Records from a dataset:
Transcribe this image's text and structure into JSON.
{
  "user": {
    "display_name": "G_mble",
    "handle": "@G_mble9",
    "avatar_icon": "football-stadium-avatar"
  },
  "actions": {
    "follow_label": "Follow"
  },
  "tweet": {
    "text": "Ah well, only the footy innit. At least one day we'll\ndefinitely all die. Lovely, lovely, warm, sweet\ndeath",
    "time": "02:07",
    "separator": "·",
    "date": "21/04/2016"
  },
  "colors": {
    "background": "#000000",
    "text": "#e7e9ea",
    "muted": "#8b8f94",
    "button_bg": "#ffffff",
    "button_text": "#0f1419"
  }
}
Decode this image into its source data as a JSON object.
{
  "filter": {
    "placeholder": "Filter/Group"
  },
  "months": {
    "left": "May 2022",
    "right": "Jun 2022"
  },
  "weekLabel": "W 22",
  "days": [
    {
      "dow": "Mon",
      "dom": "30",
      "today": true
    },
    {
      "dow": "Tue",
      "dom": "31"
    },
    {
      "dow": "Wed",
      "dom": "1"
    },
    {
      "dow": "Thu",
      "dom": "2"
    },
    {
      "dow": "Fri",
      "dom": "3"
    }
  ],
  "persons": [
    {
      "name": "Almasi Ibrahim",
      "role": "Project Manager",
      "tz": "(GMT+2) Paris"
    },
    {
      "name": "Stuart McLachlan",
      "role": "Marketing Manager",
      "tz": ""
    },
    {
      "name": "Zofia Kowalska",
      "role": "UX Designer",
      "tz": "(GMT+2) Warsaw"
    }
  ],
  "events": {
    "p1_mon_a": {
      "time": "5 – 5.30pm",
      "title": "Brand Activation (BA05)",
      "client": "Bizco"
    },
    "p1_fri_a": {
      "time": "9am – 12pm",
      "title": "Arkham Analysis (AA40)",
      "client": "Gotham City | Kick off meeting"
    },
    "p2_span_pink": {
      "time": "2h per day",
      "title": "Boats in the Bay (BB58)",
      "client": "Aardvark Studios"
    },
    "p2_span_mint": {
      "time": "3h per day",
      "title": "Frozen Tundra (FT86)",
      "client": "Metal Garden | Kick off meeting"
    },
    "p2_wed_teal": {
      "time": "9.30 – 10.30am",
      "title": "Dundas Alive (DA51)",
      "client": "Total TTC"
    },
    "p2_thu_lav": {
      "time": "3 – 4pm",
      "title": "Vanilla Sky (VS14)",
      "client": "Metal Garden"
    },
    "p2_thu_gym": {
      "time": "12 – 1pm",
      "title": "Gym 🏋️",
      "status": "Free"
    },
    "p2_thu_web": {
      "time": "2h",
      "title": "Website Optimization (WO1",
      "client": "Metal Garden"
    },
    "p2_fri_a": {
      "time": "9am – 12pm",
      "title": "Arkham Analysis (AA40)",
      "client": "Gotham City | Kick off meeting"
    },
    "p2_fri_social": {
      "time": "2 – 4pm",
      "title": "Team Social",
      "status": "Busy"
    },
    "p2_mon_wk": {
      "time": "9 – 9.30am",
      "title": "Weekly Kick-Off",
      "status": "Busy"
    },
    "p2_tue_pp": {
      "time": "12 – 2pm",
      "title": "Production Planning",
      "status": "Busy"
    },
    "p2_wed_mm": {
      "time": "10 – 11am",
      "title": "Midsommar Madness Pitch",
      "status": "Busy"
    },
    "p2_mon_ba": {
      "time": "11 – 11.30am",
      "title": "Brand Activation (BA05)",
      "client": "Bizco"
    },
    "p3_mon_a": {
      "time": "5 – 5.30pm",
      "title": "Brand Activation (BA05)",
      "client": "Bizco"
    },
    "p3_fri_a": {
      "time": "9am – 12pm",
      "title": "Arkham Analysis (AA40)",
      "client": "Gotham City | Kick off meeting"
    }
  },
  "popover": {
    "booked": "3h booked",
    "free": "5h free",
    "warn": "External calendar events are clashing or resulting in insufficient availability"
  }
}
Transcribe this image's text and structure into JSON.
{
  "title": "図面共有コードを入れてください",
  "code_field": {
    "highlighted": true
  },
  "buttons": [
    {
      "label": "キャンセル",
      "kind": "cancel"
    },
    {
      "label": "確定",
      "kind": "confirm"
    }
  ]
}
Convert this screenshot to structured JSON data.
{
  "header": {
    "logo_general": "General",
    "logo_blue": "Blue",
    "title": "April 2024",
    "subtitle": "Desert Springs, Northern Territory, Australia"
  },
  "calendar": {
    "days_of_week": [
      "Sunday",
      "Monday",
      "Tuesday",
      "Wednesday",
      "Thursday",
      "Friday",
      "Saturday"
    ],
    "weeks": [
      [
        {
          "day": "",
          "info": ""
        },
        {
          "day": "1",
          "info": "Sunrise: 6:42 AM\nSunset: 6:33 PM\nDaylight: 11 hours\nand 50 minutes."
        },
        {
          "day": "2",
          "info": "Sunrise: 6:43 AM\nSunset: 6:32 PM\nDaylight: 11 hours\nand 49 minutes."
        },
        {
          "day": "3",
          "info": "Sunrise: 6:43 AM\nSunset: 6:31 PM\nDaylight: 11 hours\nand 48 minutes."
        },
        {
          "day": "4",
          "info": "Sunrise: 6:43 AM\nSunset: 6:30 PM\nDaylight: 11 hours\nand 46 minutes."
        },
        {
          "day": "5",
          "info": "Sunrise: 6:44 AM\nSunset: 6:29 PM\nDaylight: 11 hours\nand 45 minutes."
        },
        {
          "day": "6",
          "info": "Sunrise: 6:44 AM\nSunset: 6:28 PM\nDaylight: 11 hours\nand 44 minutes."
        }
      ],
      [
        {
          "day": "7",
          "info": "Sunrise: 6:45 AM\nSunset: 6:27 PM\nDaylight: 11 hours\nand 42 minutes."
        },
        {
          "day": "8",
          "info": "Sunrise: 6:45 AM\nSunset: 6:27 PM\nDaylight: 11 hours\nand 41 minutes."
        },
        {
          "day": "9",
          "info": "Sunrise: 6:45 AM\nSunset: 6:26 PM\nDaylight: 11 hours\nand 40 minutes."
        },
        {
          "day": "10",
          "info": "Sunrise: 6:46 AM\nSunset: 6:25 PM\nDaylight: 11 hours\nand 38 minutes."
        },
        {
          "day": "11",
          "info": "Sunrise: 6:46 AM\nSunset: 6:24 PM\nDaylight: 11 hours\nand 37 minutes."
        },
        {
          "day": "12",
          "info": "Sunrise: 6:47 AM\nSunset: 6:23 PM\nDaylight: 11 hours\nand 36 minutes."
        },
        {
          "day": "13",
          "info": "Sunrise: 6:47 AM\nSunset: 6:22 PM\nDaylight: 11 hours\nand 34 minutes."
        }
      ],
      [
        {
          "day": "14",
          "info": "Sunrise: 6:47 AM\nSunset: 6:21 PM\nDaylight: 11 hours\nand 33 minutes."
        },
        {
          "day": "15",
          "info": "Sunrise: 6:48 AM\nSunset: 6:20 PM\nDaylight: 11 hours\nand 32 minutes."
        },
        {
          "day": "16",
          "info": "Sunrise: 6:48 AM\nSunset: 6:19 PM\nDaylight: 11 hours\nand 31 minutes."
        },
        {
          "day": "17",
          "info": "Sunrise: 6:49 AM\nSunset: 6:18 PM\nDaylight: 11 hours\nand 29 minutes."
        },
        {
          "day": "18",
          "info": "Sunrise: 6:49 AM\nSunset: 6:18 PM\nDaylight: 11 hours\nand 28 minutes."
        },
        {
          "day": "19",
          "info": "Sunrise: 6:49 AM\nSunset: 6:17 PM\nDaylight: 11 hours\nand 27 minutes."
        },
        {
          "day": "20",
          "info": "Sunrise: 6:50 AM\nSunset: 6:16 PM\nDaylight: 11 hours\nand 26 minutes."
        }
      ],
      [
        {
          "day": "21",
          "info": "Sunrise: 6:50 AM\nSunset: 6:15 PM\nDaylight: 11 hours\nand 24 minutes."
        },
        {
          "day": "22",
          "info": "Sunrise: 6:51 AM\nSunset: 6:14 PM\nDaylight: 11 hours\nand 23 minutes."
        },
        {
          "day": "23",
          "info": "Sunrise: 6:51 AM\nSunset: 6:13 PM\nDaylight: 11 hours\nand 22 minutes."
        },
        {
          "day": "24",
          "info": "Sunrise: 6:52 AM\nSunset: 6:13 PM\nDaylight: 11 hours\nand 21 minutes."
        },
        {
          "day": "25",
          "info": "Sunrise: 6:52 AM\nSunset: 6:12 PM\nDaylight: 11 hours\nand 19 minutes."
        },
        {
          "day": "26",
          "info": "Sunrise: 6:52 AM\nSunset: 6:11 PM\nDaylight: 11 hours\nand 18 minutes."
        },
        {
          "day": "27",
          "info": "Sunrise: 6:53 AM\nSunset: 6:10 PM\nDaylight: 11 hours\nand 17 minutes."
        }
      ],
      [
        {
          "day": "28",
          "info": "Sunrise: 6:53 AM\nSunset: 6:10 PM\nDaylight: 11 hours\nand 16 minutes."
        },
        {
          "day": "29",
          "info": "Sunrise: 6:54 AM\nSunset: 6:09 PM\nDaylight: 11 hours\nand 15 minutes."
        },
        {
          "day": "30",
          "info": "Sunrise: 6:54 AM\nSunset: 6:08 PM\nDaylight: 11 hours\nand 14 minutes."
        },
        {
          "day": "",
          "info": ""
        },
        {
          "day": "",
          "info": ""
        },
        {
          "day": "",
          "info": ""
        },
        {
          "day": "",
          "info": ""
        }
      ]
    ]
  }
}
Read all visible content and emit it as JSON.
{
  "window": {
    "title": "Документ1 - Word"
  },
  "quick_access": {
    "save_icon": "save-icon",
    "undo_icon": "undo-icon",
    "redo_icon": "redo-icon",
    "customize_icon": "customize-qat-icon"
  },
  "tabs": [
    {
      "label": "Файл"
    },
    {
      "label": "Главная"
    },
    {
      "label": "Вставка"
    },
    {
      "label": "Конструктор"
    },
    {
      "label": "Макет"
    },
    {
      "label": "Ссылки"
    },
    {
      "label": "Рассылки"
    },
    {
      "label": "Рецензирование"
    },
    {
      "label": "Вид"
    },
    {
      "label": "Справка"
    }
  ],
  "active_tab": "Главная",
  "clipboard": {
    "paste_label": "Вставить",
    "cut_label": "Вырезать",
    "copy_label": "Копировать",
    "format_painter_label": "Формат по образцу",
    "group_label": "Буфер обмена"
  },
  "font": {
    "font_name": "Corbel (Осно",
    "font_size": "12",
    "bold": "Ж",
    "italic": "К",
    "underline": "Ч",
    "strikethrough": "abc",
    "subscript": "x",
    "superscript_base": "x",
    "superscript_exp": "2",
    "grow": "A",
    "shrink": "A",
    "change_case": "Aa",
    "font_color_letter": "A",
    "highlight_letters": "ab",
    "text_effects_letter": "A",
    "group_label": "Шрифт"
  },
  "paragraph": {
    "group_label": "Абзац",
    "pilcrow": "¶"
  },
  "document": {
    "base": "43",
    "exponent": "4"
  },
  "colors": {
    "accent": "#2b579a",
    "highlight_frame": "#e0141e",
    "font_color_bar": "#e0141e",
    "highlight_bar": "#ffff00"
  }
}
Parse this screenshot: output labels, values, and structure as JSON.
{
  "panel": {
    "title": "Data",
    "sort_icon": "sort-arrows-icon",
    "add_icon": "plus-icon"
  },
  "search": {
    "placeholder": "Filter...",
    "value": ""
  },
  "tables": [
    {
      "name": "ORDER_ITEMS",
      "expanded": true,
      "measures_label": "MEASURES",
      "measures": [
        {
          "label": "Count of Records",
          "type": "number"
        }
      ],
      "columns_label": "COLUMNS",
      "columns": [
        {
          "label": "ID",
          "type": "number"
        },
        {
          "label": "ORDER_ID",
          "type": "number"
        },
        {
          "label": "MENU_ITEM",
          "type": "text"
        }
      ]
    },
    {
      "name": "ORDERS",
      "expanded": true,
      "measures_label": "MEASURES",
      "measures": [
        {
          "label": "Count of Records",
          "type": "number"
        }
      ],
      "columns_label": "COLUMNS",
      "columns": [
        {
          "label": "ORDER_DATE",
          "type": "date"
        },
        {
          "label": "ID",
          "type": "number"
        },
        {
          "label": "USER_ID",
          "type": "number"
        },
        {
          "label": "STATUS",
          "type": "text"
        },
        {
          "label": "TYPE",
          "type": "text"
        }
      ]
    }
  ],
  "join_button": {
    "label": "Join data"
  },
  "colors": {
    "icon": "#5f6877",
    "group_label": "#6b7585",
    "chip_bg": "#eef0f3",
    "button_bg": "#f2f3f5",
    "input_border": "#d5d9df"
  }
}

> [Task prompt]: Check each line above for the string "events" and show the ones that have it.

> [Exercise output]:
  "events": {
    "warn": "External calendar events are clashing or resulting in insufficient availability"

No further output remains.